# [The task]
Read the records beneath this task and copy every line that contains the string "JSON".

========

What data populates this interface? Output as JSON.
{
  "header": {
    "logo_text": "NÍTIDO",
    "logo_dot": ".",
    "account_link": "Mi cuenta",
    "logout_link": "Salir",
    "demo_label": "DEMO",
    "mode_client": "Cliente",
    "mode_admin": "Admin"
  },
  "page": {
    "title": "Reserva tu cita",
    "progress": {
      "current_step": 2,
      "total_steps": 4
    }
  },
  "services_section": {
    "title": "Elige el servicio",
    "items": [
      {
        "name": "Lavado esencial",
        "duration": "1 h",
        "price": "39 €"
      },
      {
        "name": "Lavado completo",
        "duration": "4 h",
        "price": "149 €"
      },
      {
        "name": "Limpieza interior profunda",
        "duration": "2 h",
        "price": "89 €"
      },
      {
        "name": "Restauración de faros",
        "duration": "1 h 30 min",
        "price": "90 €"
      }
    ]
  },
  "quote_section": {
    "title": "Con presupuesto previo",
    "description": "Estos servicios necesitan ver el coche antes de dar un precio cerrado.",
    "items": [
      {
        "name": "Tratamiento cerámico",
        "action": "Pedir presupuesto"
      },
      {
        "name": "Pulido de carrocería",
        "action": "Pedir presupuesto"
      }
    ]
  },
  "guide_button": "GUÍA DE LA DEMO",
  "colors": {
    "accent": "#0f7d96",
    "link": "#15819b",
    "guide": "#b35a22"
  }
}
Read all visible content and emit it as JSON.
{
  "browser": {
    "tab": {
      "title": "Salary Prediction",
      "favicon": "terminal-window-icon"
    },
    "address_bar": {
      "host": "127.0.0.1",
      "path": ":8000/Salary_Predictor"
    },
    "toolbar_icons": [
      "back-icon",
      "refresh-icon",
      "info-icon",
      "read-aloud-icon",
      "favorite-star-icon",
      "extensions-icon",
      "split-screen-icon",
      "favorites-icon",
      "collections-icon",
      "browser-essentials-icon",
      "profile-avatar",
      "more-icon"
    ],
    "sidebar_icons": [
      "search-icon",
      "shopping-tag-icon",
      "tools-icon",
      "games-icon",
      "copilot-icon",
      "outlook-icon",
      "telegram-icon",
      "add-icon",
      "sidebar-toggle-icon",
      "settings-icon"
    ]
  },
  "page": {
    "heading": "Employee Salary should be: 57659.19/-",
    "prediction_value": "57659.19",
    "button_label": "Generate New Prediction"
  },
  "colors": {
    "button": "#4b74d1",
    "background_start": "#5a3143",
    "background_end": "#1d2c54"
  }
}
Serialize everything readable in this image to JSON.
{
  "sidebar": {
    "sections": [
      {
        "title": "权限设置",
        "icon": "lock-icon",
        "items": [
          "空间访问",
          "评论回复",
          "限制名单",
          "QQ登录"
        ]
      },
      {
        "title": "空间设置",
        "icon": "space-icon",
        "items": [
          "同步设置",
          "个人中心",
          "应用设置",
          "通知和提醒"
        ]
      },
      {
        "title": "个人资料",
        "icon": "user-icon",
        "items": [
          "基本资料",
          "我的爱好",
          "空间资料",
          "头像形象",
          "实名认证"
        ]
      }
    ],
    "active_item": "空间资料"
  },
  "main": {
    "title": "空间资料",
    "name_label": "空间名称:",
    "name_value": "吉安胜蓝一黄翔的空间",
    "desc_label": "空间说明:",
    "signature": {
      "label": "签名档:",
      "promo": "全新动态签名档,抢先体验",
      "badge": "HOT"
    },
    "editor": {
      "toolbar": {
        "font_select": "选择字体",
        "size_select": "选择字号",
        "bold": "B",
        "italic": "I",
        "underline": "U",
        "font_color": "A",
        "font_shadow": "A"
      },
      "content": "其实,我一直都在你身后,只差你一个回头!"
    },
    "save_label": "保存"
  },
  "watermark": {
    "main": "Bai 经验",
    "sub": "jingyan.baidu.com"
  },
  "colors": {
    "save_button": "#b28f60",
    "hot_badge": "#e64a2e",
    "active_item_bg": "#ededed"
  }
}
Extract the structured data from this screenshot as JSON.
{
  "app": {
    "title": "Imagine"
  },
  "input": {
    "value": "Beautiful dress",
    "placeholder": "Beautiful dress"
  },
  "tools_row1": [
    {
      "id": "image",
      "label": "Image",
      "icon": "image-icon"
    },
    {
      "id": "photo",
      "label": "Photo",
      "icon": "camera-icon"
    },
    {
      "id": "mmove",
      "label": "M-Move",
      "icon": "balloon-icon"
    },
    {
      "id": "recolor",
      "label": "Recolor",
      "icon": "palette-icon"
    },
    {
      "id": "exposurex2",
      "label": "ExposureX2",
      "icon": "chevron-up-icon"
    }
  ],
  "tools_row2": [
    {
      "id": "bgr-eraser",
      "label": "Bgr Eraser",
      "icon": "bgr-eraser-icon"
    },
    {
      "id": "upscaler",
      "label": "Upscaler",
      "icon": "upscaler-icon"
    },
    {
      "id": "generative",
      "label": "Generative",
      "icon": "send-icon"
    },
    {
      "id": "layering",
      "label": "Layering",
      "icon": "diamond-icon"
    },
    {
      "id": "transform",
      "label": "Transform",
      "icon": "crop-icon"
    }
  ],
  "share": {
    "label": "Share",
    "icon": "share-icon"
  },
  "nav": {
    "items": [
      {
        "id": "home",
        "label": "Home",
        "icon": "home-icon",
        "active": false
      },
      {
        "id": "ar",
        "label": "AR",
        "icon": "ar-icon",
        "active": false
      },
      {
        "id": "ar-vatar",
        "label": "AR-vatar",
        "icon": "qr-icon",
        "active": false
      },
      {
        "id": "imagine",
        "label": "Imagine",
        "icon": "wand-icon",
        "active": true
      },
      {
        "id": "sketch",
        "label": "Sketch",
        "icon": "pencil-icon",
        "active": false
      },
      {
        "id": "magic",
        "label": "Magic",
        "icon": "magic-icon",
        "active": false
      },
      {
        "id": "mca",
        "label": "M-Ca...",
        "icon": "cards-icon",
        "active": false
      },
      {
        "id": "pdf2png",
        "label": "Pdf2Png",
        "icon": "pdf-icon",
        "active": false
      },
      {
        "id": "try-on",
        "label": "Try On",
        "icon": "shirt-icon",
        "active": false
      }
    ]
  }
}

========

# [Result for this task]
What data populates this interface? Output as JSON.
Read all visible content and emit it as JSON.
Serialize everything readable in this image to JSON.
Extract the structured data from this screenshot as JSON.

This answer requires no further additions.